July 24, 2019

A vision to better the health of rural Georgians

Startup Telmedix could make specialty medical care more accessible

“The status quo is unacceptable.”

Those five words from Gov. Brian Kemp in his first “State of the State” address last January referred to a longstanding issue confronting Georgia: the need to improve healthcare for rural residents.

In small communities across the state, seeing the doctor can be a major challenge. The family physician is often a long car drive away. A needed specialist may not be available within hundreds of miles.

Compounding the problem for many rural Georgians are a lack of health insurance and a reluctance to take time off work to travel long distances for doctor visits.

In July, Gov. Kemp was introduced to a potential answer to that challenge. On a bright weekday morning, he visited a community health center in eastern DeKalb County – hardly a rural location, but what the governor saw could be ideal in just such a setting.

In one room, a technician measured the vision of a patient using a digital device more precise than the phoropters typically used for eye exams. In another room, an ophthalmologist – alongside the governor – viewed images and data captured by the device.

The ophthalmologist, Dr. Keith Thompson, could render an accurate diagnosis based on those images and data. He could also talk with the patient, in real time, through flat-screen monitors, just as if he were in the exam room.

“This simulation represents how a patient in one location could be treated by an optometrist or ophthalmologist in a completely different location,” explained Dr. Thompson, who worked with researchers at Georgia Tech to develop the technology, now marketed under the GRA-backed startup Telmedix.
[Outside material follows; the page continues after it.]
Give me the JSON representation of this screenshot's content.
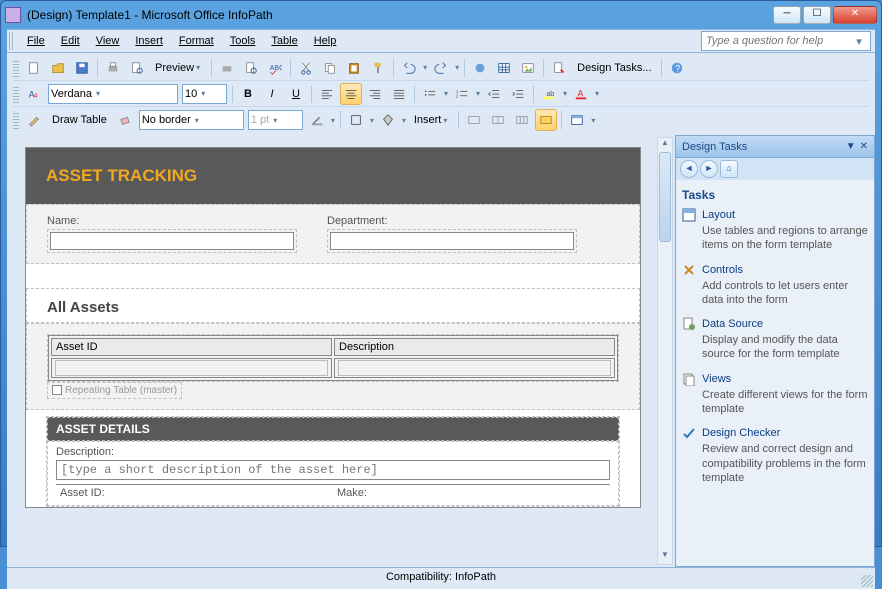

Telmedix’ approach is pure telemedicine, now an established solution for providing healthcare at great distances. But the system demonstrated by Dr. Thompson addresses an area of health often overlooked by those lacking access to doctors – eye care.

“It’s incredible the number of patients who come through this clinic, and others throughout the state, who don’t have eye care,” says Erick Hunt, who heads marketing for Telmedix. “From what we see, about a third of them are diagnosed with some kind sight-threatening disease, like glaucoma.”

Getting access to regular eye care is clearly a benefit to patients throughout Georgia. But the Telmedix system also works to the advantage of medical practitioners.

“Through our platform, an optometrist or ophthalmologist in one location can treat patients in as many as 5 different primary clinics,” Hunt says. “Imagine that model being replicated all over the state. A single doctor’s productivity can be doubled, and so does the capacity to serve a wider geographic area.”

Telmedix is in talks with a national provider to bring affordable eyewear to primary care clinics using Telmedix technology. Half of Georgians over 18 need corrective eyewear, and the addition of eyeglasses to those facilities would make it easier for patients to purchase them.

The potential of Telmedix to make an impact on healthcare extends far beyond eye health, Hunt says. The platform can be adapted to accommodate other kinds of medical specialists, who are often far out of reach to rural residents.

“This means that on a single visit to a primary care clinic, a patient could be seen and treated by several different specialists, such as a cardiologist, neurologist or ENT doctor who’s far away,” Hunt says. “Right now, these specialized physicians operate in siloes. Each has an office. But Telmedix’s technology platform can make them available in real time to patients in remote locations.”

GRA has provided Telmedix with early-stage grants from its venture development program.